DATASET EXTRACT ->

Start of Block

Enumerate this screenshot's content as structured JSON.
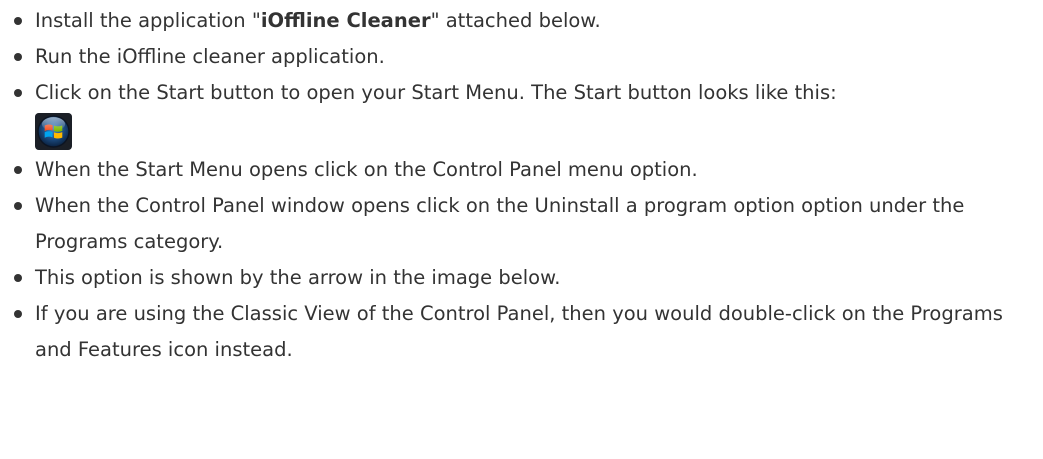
{
  "steps": [
    {
      "before": "Install the application \"",
      "bold": "iOffline Cleaner",
      "after": "\" attached below."
    },
    {
      "text": "Run the iOffline cleaner application."
    },
    {
      "text": "Click on the Start button to open your Start Menu. The Start button looks like this:",
      "icon": "windows-start-button-icon"
    },
    {
      "text": "When the Start Menu opens click on the Control Panel menu option."
    },
    {
      "text": "When the Control Panel window opens click on the Uninstall a program option option under the Programs category."
    },
    {
      "text": "This option is shown by the arrow in the image below."
    },
    {
      "text": "If you are using the Classic View of the Control Panel, then you would double-click on the Programs and Features icon instead."
    }
  ]
}
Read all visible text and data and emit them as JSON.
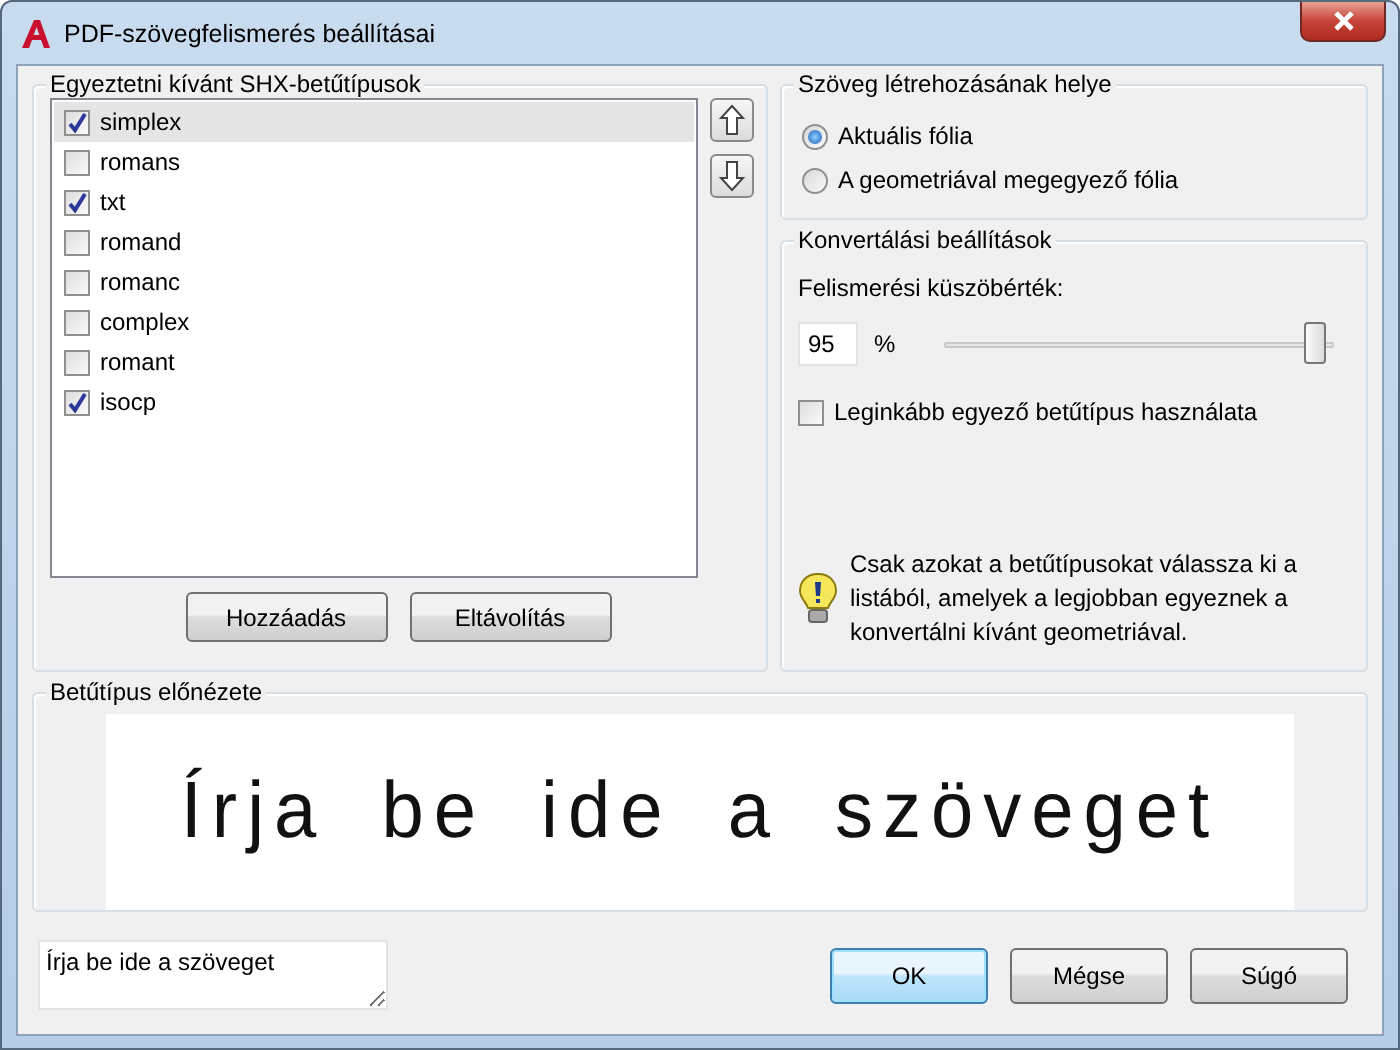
{
  "window": {
    "title": "PDF-szövegfelismerés beállításai"
  },
  "fonts_group": {
    "title": "Egyeztetni kívánt SHX-betűtípusok",
    "items": [
      {
        "label": "simplex",
        "checked": true,
        "selected": true
      },
      {
        "label": "romans",
        "checked": false,
        "selected": false
      },
      {
        "label": "txt",
        "checked": true,
        "selected": false
      },
      {
        "label": "romand",
        "checked": false,
        "selected": false
      },
      {
        "label": "romanc",
        "checked": false,
        "selected": false
      },
      {
        "label": "complex",
        "checked": false,
        "selected": false
      },
      {
        "label": "romant",
        "checked": false,
        "selected": false
      },
      {
        "label": "isocp",
        "checked": true,
        "selected": false
      }
    ],
    "buttons": [
      "Hozzáadás",
      "Eltávolítás"
    ]
  },
  "placement_group": {
    "title": "Szöveg létrehozásának helye",
    "options": [
      {
        "label": "Aktuális fólia",
        "selected": true
      },
      {
        "label": "A geometriával megegyező fólia",
        "selected": false
      }
    ]
  },
  "conversion_group": {
    "title": "Konvertálási beállítások",
    "threshold_label": "Felismerési küszöbérték:",
    "threshold_value": "95",
    "unit": "%",
    "slider": {
      "level": 0.95
    },
    "best_match": {
      "label": "Leginkább egyező betűtípus használata",
      "checked": false
    },
    "tip": "Csak azokat a betűtípusokat válassza ki a listából, amelyek a legjobban egyeznek a konvertálni kívánt geometriával."
  },
  "preview_group": {
    "title": "Betűtípus előnézete",
    "preview_text": "Írja be ide a szöveget"
  },
  "sample_input": {
    "value": "Írja be ide a szöveget"
  },
  "buttons": [
    {
      "label": "OK",
      "default": true
    },
    {
      "label": "Mégse",
      "default": false
    },
    {
      "label": "Súgó",
      "default": false
    }
  ]
}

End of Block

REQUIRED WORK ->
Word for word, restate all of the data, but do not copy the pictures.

EXERCISE SOLUTION ->
Enumerate this screenshot's content as structured JSON.
{
  "steps": [
    {
      "before": "Install the application \"",
      "bold": "iOffline Cleaner",
      "after": "\" attached below."
    },
    {
      "text": "Run the iOffline cleaner application."
    },
    {
      "text": "Click on the Start button to open your Start Menu. The Start button looks like this:",
      "icon": "windows-start-button-icon"
    },
    {
      "text": "When the Start Menu opens click on the Control Panel menu option."
    },
    {
      "text": "When the Control Panel window opens click on the Uninstall a program option option under the Programs category."
    },
    {
      "text": "This option is shown by the arrow in the image below."
    },
    {
      "text": "If you are using the Classic View of the Control Panel, then you would double-click on the Programs and Features icon instead."
    }
  ]
}
Read all visible text and data and emit them as JSON.
{
  "window": {
    "title": "PDF-szövegfelismerés beállításai"
  },
  "fonts_group": {
    "title": "Egyeztetni kívánt SHX-betűtípusok",
    "items": [
      {
        "label": "simplex",
        "checked": true,
        "selected": true
      },
      {
        "label": "romans",
        "checked": false,
        "selected": false
      },
      {
        "label": "txt",
        "checked": true,
        "selected": false
      },
      {
        "label": "romand",
        "checked": false,
        "selected": false
      },
      {
        "label": "romanc",
        "checked": false,
        "selected": false
      },
      {
        "label": "complex",
        "checked": false,
        "selected": false
      },
      {
        "label": "romant",
        "checked": false,
        "selected": false
      },
      {
        "label": "isocp",
        "checked": true,
        "selected": false
      }
    ],
    "buttons": [
      "Hozzáadás",
      "Eltávolítás"
    ]
  },
  "placement_group": {
    "title": "Szöveg létrehozásának helye",
    "options": [
      {
        "label": "Aktuális fólia",
        "selected": true
      },
      {
        "label": "A geometriával megegyező fólia",
        "selected": false
      }
    ]
  },
  "conversion_group": {
    "title": "Konvertálási beállítások",
    "threshold_label": "Felismerési küszöbérték:",
    "threshold_value": "95",
    "unit": "%",
    "slider": {
      "level": 0.95
    },
    "best_match": {
      "label": "Leginkább egyező betűtípus használata",
      "checked": false
    },
    "tip": "Csak azokat a betűtípusokat válassza ki a listából, amelyek a legjobban egyeznek a konvertálni kívánt geometriával."
  },
  "preview_group": {
    "title": "Betűtípus előnézete",
    "preview_text": "Írja be ide a szöveget"
  },
  "sample_input": {
    "value": "Írja be ide a szöveget"
  },
  "buttons": [
    {
      "label": "OK",
      "default": true
    },
    {
      "label": "Mégse",
      "default": false
    },
    {
      "label": "Súgó",
      "default": false
    }
  ]
}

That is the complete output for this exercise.